> _Task statement_:
Each record below should be repeated precisely as written.

▼

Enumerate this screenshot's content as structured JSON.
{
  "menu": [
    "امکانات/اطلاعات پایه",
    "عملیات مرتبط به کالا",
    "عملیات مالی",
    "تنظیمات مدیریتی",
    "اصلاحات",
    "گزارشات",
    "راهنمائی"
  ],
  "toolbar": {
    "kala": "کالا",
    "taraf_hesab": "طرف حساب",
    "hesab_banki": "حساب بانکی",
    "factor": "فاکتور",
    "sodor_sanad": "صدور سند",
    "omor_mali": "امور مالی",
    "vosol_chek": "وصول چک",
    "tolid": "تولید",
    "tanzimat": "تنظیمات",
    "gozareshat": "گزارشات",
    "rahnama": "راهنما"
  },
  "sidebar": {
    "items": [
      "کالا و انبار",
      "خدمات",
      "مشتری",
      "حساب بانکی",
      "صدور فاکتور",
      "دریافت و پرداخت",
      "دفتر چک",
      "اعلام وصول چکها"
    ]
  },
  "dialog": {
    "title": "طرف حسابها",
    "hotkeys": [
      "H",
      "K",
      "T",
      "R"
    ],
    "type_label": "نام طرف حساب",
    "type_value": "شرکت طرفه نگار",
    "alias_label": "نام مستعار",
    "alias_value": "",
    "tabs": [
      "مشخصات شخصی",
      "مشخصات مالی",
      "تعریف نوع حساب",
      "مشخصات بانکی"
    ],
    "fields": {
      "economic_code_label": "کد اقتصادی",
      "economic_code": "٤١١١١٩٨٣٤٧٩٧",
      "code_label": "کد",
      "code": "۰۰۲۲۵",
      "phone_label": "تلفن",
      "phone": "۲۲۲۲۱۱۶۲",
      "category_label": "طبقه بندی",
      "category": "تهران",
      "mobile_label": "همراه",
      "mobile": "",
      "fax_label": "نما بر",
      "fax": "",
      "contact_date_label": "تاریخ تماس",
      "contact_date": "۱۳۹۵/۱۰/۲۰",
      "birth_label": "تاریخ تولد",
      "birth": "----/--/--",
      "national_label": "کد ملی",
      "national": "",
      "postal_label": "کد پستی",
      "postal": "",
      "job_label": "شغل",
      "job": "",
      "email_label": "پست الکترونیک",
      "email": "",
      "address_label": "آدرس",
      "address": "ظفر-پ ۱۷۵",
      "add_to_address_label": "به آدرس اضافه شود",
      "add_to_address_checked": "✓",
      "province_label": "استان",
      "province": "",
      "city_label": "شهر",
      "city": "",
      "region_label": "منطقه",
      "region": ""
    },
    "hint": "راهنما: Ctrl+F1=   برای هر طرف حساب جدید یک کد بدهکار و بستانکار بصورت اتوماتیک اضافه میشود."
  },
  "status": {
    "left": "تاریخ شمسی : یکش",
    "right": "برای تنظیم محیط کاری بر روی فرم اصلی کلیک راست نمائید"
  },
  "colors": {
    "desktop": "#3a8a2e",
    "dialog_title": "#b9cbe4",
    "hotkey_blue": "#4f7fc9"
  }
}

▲

> _The answer_:
Enumerate this screenshot's content as structured JSON.
{
  "menu": [
    "امکانات/اطلاعات پایه",
    "عملیات مرتبط به کالا",
    "عملیات مالی",
    "تنظیمات مدیریتی",
    "اصلاحات",
    "گزارشات",
    "راهنمائی"
  ],
  "toolbar": {
    "kala": "کالا",
    "taraf_hesab": "طرف حساب",
    "hesab_banki": "حساب بانکی",
    "factor": "فاکتور",
    "sodor_sanad": "صدور سند",
    "omor_mali": "امور مالی",
    "vosol_chek": "وصول چک",
    "tolid": "تولید",
    "tanzimat": "تنظیمات",
    "gozareshat": "گزارشات",
    "rahnama": "راهنما"
  },
  "sidebar": {
    "items": [
      "کالا و انبار",
      "خدمات",
      "مشتری",
      "حساب بانکی",
      "صدور فاکتور",
      "دریافت و پرداخت",
      "دفتر چک",
      "اعلام وصول چکها"
    ]
  },
  "dialog": {
    "title": "طرف حسابها",
    "hotkeys": [
      "H",
      "K",
      "T",
      "R"
    ],
    "type_label": "نام طرف حساب",
    "type_value": "شرکت طرفه نگار",
    "alias_label": "نام مستعار",
    "alias_value": "",
    "tabs": [
      "مشخصات شخصی",
      "مشخصات مالی",
      "تعریف نوع حساب",
      "مشخصات بانکی"
    ],
    "fields": {
      "economic_code_label": "کد اقتصادی",
      "economic_code": "٤١١١١٩٨٣٤٧٩٧",
      "code_label": "کد",
      "code": "۰۰۲۲۵",
      "phone_label": "تلفن",
      "phone": "۲۲۲۲۱۱۶۲",
      "category_label": "طبقه بندی",
      "category": "تهران",
      "mobile_label": "همراه",
      "mobile": "",
      "fax_label": "نما بر",
      "fax": "",
      "contact_date_label": "تاریخ تماس",
      "contact_date": "۱۳۹۵/۱۰/۲۰",
      "birth_label": "تاریخ تولد",
      "birth": "----/--/--",
      "national_label": "کد ملی",
      "national": "",
      "postal_label": "کد پستی",
      "postal": "",
      "job_label": "شغل",
      "job": "",
      "email_label": "پست الکترونیک",
      "email": "",
      "address_label": "آدرس",
      "address": "ظفر-پ ۱۷۵",
      "add_to_address_label": "به آدرس اضافه شود",
      "add_to_address_checked": "✓",
      "province_label": "استان",
      "province": "",
      "city_label": "شهر",
      "city": "",
      "region_label": "منطقه",
      "region": ""
    },
    "hint": "راهنما: Ctrl+F1=   برای هر طرف حساب جدید یک کد بدهکار و بستانکار بصورت اتوماتیک اضافه میشود."
  },
  "status": {
    "left": "تاریخ شمسی : یکش",
    "right": "برای تنظیم محیط کاری بر روی فرم اصلی کلیک راست نمائید"
  },
  "colors": {
    "desktop": "#3a8a2e",
    "dialog_title": "#b9cbe4",
    "hotkey_blue": "#4f7fc9"
  }
}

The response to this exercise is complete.